TASK OBJECTIVE =>
Every entry should be given again exactly, with nothing dropped.

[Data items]
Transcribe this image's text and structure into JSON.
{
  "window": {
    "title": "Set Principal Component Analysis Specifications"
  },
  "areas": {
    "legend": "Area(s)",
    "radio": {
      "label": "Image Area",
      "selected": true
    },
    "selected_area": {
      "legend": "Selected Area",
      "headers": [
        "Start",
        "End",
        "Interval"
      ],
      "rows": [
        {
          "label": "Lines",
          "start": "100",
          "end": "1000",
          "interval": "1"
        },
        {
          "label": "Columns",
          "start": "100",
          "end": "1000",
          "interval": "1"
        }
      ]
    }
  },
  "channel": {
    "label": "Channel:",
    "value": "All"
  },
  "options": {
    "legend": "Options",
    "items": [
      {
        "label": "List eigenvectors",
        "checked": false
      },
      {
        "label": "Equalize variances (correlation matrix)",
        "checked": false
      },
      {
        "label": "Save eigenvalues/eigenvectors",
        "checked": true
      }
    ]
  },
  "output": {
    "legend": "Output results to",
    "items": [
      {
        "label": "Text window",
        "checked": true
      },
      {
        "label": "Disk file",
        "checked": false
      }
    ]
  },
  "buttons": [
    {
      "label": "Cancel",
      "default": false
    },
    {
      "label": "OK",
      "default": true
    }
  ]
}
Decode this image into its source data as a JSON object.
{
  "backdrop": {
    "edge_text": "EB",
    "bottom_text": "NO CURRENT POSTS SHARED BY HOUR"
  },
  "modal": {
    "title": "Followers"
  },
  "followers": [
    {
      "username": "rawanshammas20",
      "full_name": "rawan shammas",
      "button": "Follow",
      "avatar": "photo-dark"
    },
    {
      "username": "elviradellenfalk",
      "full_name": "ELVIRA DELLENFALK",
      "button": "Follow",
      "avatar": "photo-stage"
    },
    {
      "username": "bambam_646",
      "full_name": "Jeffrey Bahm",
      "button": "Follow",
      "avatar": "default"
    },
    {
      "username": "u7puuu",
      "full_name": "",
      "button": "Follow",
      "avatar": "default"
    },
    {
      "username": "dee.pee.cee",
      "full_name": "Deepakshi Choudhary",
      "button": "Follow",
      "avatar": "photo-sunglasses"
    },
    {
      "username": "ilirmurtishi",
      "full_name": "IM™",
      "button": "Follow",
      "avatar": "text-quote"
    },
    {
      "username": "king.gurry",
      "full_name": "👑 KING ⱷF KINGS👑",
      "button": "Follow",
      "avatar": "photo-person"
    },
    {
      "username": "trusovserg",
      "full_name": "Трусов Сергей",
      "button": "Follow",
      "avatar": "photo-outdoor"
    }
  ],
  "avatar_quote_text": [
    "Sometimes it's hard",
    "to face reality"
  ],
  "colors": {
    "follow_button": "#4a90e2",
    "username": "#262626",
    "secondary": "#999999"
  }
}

SOLUTION TO THIS PROBLEM =>
Transcribe this image's text and structure into JSON.
{
  "window": {
    "title": "Set Principal Component Analysis Specifications"
  },
  "areas": {
    "legend": "Area(s)",
    "radio": {
      "label": "Image Area",
      "selected": true
    },
    "selected_area": {
      "legend": "Selected Area",
      "headers": [
        "Start",
        "End",
        "Interval"
      ],
      "rows": [
        {
          "label": "Lines",
          "start": "100",
          "end": "1000",
          "interval": "1"
        },
        {
          "label": "Columns",
          "start": "100",
          "end": "1000",
          "interval": "1"
        }
      ]
    }
  },
  "channel": {
    "label": "Channel:",
    "value": "All"
  },
  "options": {
    "legend": "Options",
    "items": [
      {
        "label": "List eigenvectors",
        "checked": false
      },
      {
        "label": "Equalize variances (correlation matrix)",
        "checked": false
      },
      {
        "label": "Save eigenvalues/eigenvectors",
        "checked": true
      }
    ]
  },
  "output": {
    "legend": "Output results to",
    "items": [
      {
        "label": "Text window",
        "checked": true
      },
      {
        "label": "Disk file",
        "checked": false
      }
    ]
  },
  "buttons": [
    {
      "label": "Cancel",
      "default": false
    },
    {
      "label": "OK",
      "default": true
    }
  ]
}
Decode this image into its source data as a JSON object.
{
  "backdrop": {
    "edge_text": "EB",
    "bottom_text": "NO CURRENT POSTS SHARED BY HOUR"
  },
  "modal": {
    "title": "Followers"
  },
  "followers": [
    {
      "username": "rawanshammas20",
      "full_name": "rawan shammas",
      "button": "Follow",
      "avatar": "photo-dark"
    },
    {
      "username": "elviradellenfalk",
      "full_name": "ELVIRA DELLENFALK",
      "button": "Follow",
      "avatar": "photo-stage"
    },
    {
      "username": "bambam_646",
      "full_name": "Jeffrey Bahm",
      "button": "Follow",
      "avatar": "default"
    },
    {
      "username": "u7puuu",
      "full_name": "",
      "button": "Follow",
      "avatar": "default"
    },
    {
      "username": "dee.pee.cee",
      "full_name": "Deepakshi Choudhary",
      "button": "Follow",
      "avatar": "photo-sunglasses"
    },
    {
      "username": "ilirmurtishi",
      "full_name": "IM™",
      "button": "Follow",
      "avatar": "text-quote"
    },
    {
      "username": "king.gurry",
      "full_name": "👑 KING ⱷF KINGS👑",
      "button": "Follow",
      "avatar": "photo-person"
    },
    {
      "username": "trusovserg",
      "full_name": "Трусов Сергей",
      "button": "Follow",
      "avatar": "photo-outdoor"
    }
  ],
  "avatar_quote_text": [
    "Sometimes it's hard",
    "to face reality"
  ],
  "colors": {
    "follow_button": "#4a90e2",
    "username": "#262626",
    "secondary": "#999999"
  }
}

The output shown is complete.